What heart, head, sword, force, means, but is Lord Timon's?
Great Timon, noble, worthy, royal Timon!'
Ah! when the means are gone that buy this praise,
The breath is gone whereof this praise is made.
Feast-won, fast-lost; one cloud of winter show'rs,
These flies are couch'd.

TIMON
Come, sermon me no further.
No villainous bounty yet hath pass'd my heart;
Unwisely, not ignobly, have I given.
Why dost thou weep? Canst thou the conscience lack
To think I shall lack friends? Secure thy heart:
If I would broach the vessels of my love,
And try the argument of hearts by borrowing,
Men and men's fortunes could I frankly use
As I can bid thee speak.

FLAVIUS
Assurance bless your thoughts!

TIMON
And, in some sort, these wants of mine are crown'd
That I account them blessings; for by these
Shall I try friends. You shall perceive how you
Mistake my fortunes; I am wealthy in my friends.
Within there! Flaminius! Servilius!

Enter FLAMINIUS, SERVILIUS, and another SERVANT

SERVANTS
My lord! my lord!

TIMON
I will dispatch you severally- you to Lord Lucius; to Lord
Lucullus you; I hunted with his honour to-day. You to Sempronius.
Commend me to their loves; and I am proud, say, that my occasions
have found time to use 'em toward a supply of money. Let the
request be fifty talents.

FLAMINIUS
As you have said, my lord.

Exeunt SERVANTS

FLAVIUS
[Aside] Lord Lucius and Lucullus? Humh!

TIMON
Go you, sir, to the senators,
Of whom, even to the state's best health, I have
Deserv'd this hearing. Bid 'em send o' th' instant
A thousand talents to me.

FLAVIUS
I have been bold,
For that I knew it the most general way,
To them to use your signet and your name;
But they do shake their heads, and I am here
No richer in return.
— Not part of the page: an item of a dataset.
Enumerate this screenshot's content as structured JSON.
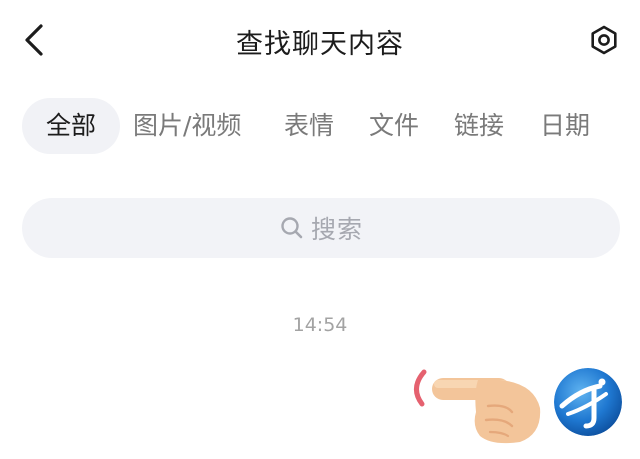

TIMON
Is't true? Can't be?

FLAVIUS
They answer, in a joint and corporate voice,
That now they are at fall, want treasure, cannot
Do what they would, are sorry- you are honourable-
But yet they could have wish'd- they know not-
Something hath been amiss- a noble nature
May catch a wrench- would all were well!- 'tis pity-
And so, intending other serious matters,
After distasteful looks, and these hard fractions,
With certain half-caps and cold-moving nods,
They froze me into silence.

TIMON
You gods, reward them!
Prithee, man, look cheerly. These old fellows
Have their ingratitude in them hereditary.
Their blood is cak'd, 'tis cold, it seldom flows;
'Tis lack of kindly warmth they are not kind;
And nature, as it grows again toward earth,
Is fashion'd for the journey dull and heavy.
Go to Ventidius. Prithee be not sad,
Thou art true and honest; ingeniously I speak,
No blame belongs to thee. Ventidius lately
Buried his father, by whose death he's stepp'd
Into a great estate. When he was poor,
Imprison'd, and in scarcity of friends,
I clear'd him with five talents. Greet him from me,
Bid him suppose some good necessity
Touches his friend, which craves to be rememb'red
With those five talents. That had, give't these fellows
To whom 'tis instant due. Nev'r speak or think
That Timon's fortunes 'mong his friends can sink.

FLAVIUS
I would I could not think it.
That thought is bounty's foe;
Being free itself, it thinks all others so.

Exeunt